There it was. An obituary. An obituary of someone I’ve followed and admired in the photography world. She was 37.
I realized this morning, as I turned on my computer, that I hadn’t seen anything from Emily in months. I went straight to her photography Facebook page and her mentoring page. And that’s where I saw it. The obituary. Emily had died “suddenly” several months ago and for some reason I missed it.
How could this happen? This woman that I’d never met, yet learned so much from over the years. This woman that I knew was a wife and a doting mother of a darling boy. I swear I had just listened to one of her podcasts before her death! How could this happen?
As I read through the hundreds of tributes, I saw how many lives she had touched with her photography. Stories of cherished family portraits that hung on clients’ walls, portraits that she had made for them.
What I remember, however, is her and her family. I had seen many gorgeous portraits of her sweet boy, of her family, and even beautiful professional portraits of her. One in particular was of her and her son. She understood the legacy of portraits, of being photographed, of being captured for all time. Just like me.
Reading between the lines, she woke up that morning not expecting to die. And yet, she has a wonderful legacy of portraits of her with her son, portraits of her alone, and as a family. I seem to remember her saying she always struggled with her weight. Yet instead of using that as an excuse, she got in front of a camera anyway. And because of that, she created a beautiful gift for her son, for her parents, and her husband. Portraits that will last for all time.
We all make excuses for not being photographed. We are too heavy, too pastey white, too wrinkly, not toned enough.

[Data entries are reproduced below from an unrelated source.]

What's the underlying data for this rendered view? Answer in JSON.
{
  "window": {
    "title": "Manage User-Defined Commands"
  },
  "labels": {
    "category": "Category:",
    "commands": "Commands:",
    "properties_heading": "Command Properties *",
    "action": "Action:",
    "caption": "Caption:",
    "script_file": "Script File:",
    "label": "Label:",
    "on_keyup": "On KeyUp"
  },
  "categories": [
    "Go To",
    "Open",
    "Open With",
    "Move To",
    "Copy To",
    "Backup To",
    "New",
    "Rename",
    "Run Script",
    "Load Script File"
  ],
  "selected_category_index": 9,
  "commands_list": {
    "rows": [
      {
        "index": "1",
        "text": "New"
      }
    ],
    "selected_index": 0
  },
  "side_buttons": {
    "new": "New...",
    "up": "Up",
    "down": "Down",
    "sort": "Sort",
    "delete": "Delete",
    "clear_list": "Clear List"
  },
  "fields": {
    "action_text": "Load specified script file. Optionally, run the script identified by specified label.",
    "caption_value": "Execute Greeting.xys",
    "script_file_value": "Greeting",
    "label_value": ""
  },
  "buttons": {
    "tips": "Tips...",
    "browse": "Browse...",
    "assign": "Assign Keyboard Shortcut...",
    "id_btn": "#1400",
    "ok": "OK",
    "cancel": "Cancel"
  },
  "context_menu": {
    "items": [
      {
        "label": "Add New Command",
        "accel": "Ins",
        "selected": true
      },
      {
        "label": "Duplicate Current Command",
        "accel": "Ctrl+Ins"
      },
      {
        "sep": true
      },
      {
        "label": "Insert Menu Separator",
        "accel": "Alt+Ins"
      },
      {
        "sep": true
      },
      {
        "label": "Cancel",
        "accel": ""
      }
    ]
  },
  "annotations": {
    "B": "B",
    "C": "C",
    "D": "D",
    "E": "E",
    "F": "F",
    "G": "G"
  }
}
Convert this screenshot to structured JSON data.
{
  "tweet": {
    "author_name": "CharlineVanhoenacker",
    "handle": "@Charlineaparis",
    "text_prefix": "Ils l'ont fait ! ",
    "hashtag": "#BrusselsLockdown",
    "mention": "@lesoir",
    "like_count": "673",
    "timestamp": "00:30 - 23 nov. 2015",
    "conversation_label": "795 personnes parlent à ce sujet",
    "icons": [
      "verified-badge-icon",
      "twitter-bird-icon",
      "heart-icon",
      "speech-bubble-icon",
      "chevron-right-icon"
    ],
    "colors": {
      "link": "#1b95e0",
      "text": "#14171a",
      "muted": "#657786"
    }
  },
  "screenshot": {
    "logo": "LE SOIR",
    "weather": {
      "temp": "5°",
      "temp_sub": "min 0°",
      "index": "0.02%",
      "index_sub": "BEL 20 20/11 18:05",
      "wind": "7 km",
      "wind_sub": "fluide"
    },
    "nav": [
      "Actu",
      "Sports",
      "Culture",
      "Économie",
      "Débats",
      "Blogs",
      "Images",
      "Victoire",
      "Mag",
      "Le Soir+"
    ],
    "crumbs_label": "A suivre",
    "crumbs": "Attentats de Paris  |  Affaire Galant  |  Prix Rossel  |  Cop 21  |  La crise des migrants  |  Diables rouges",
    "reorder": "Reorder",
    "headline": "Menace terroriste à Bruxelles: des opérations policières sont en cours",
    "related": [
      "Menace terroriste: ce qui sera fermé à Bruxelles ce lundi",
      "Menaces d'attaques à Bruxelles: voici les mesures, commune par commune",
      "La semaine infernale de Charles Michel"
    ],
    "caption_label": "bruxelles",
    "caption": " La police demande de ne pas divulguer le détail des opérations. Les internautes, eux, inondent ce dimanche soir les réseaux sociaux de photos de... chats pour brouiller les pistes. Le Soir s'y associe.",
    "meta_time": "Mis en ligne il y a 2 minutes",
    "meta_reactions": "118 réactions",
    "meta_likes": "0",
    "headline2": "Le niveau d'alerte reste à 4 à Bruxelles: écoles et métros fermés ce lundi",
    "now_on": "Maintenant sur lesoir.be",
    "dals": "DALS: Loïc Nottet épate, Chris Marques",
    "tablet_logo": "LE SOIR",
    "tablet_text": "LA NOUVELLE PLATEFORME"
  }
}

Years from now, when your kids go to find portraits of you, what will they find? It’s time to get out from behind the camera.
Just like Emily did.